The Wall Street Journal features an appropriately timed article this morning that describes the various technical challenges facing Obamacare as it prepares for its roll-out tomorrow. These challenges point towards a strategy that would allow the GOP to snatch victory from the jaws of defeat with respect to the looming government shutdown.
Specifically, this morning House Republicans should announce that, in the interests of avoiding a government shutdown, they will pass legislation funding the government through mid-December without attaching a one-year delay in implementing Obamacare. However, at the same time they should state very clearly, and very forcefully, that this decision will be subject to careful monitoring of the Obamacare roll-out over the coming weeks and months. And if during that time House Republicans determine that Obamacare is in fact not yet ready for primetime, then they will insist on the one-year delay as part of the compromise over raising the debt ceiling — a compromise that will have to occur by October 17.

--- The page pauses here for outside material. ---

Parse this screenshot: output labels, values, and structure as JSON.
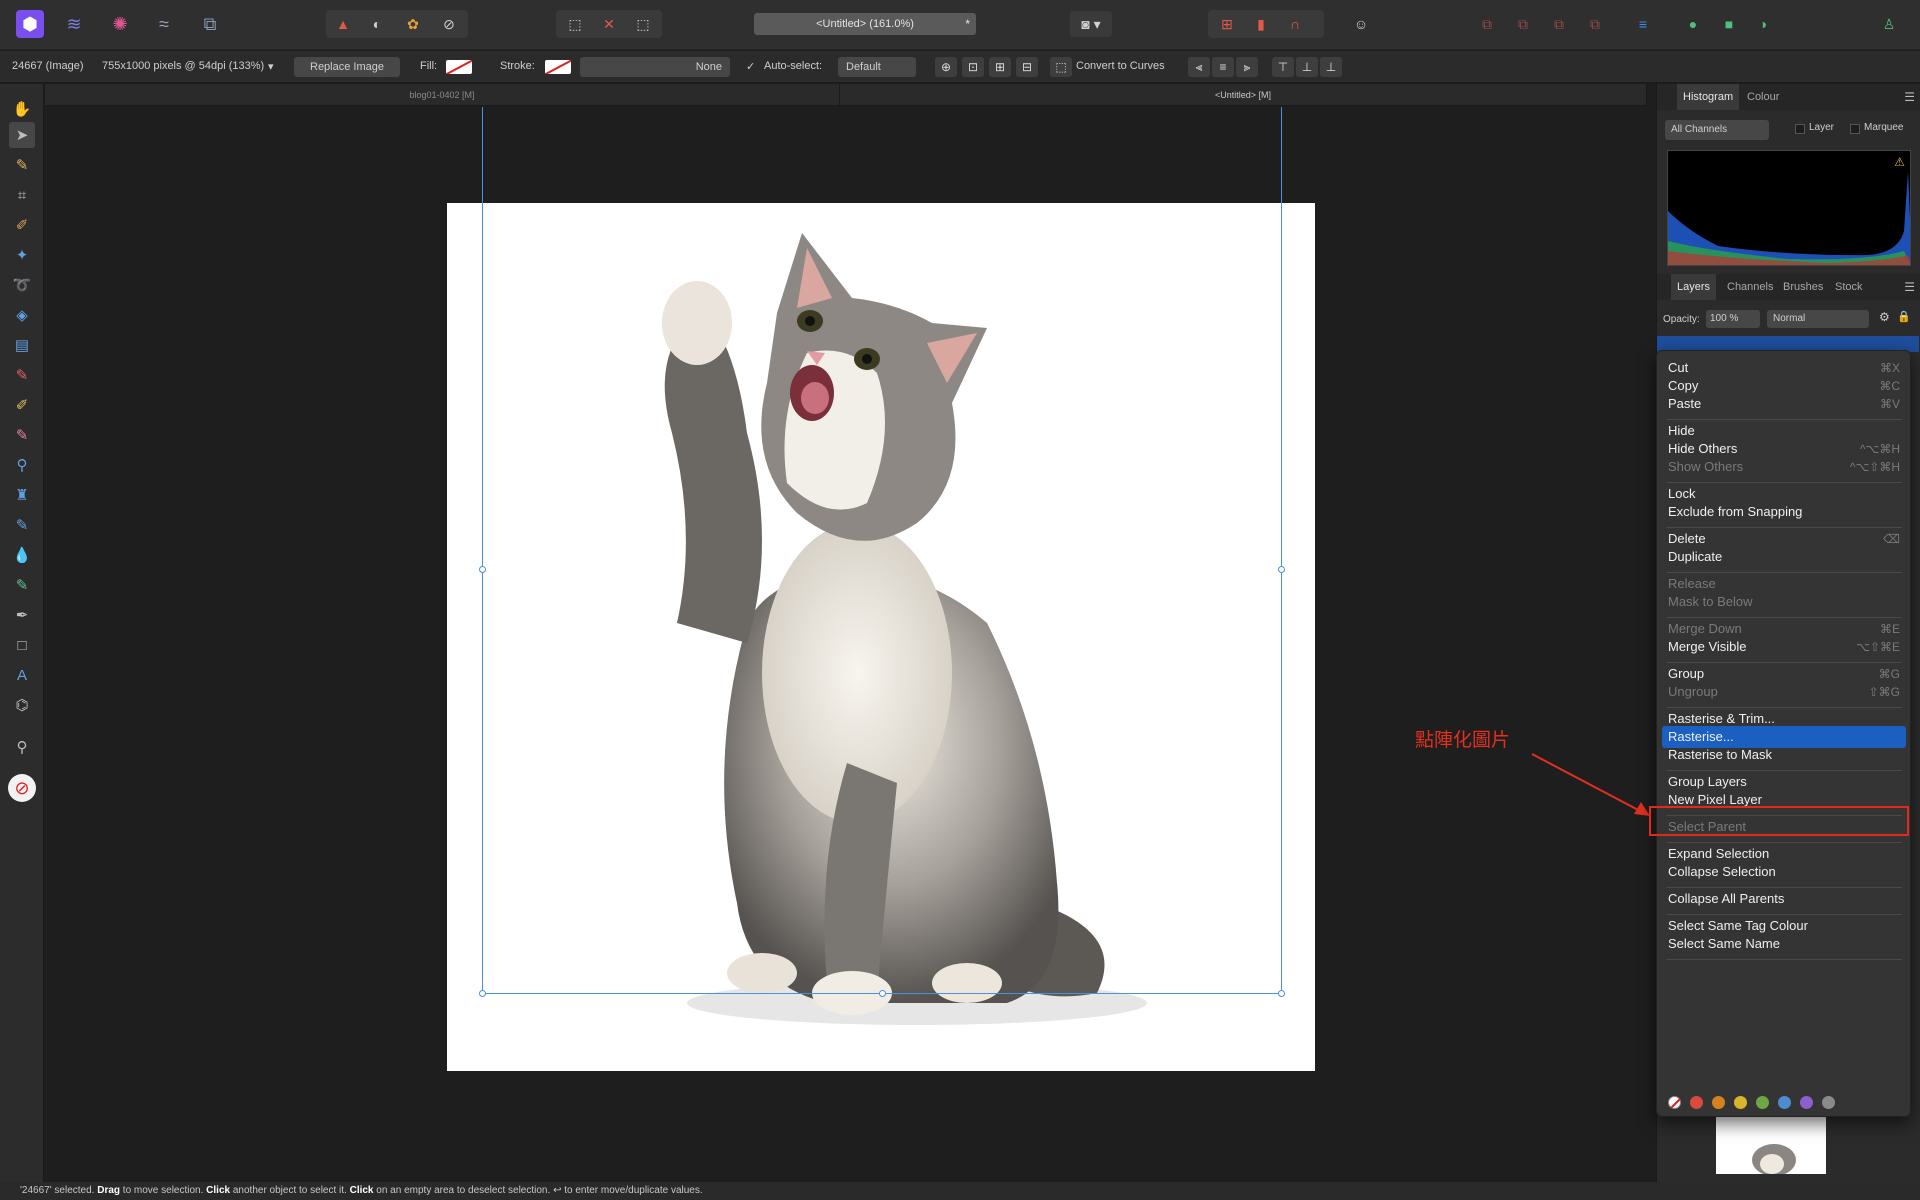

The idea here is that the GOP will actually be in a much stronger position to insist on a delay in the implementation of Obamacare after the exchanges get up and running. At that point, concerns around technical glitches and rising premiums for many Americans will no longer be theoretical; they will be on plain display for all to see. And the GOP would be able to use these glitches and rising premiums to badger Democrats and make the point, over and over again, that Obamacare simply is not ready for implementation. And it would be able to do this in the wake of mounting public awareness of Obamacare’s deficiencies.
The GOP would have to spend the next few weeks aggressively seeking out and highlighting these glitches, and as many examples of rising premiums as possible. Ideally, it would establish a system that would make it easy for health-exchange users to register such glitches and rising premiums with the GOP, as well as any other complaints, and perhaps even a simple site publicly listing the most egregious examples of Obamacare unreadiness.
In the face of all this evidence and mounting public pressure, many Democrats will have a far more difficult time opposing a delay in the implementation of Obamacare.
The president might still end up vetoing a bill that raises the debt ceiling but also delays the implementation of Obamacare by one year, but if he does so the political consequences for him will be quite severe. He will shoulder the blame for a default on U.S. debt, and he will have done so purely to prevent a one-year delay of Obamacare, whose implementation most Americans will by then have seen with their own eyes to have been premature.
As a practical matter, it is worth noting that even if the insurance exchanges launch tomorrow, none of the new insurance plans will actually go into effect until January 1. So delaying implementation in two or three weeks, rather than right now, would not result in any administrative challenges around having to unenroll people from insurance plans for which they have just signed up.
— Alexander Benard is an attorney and regular political commentator.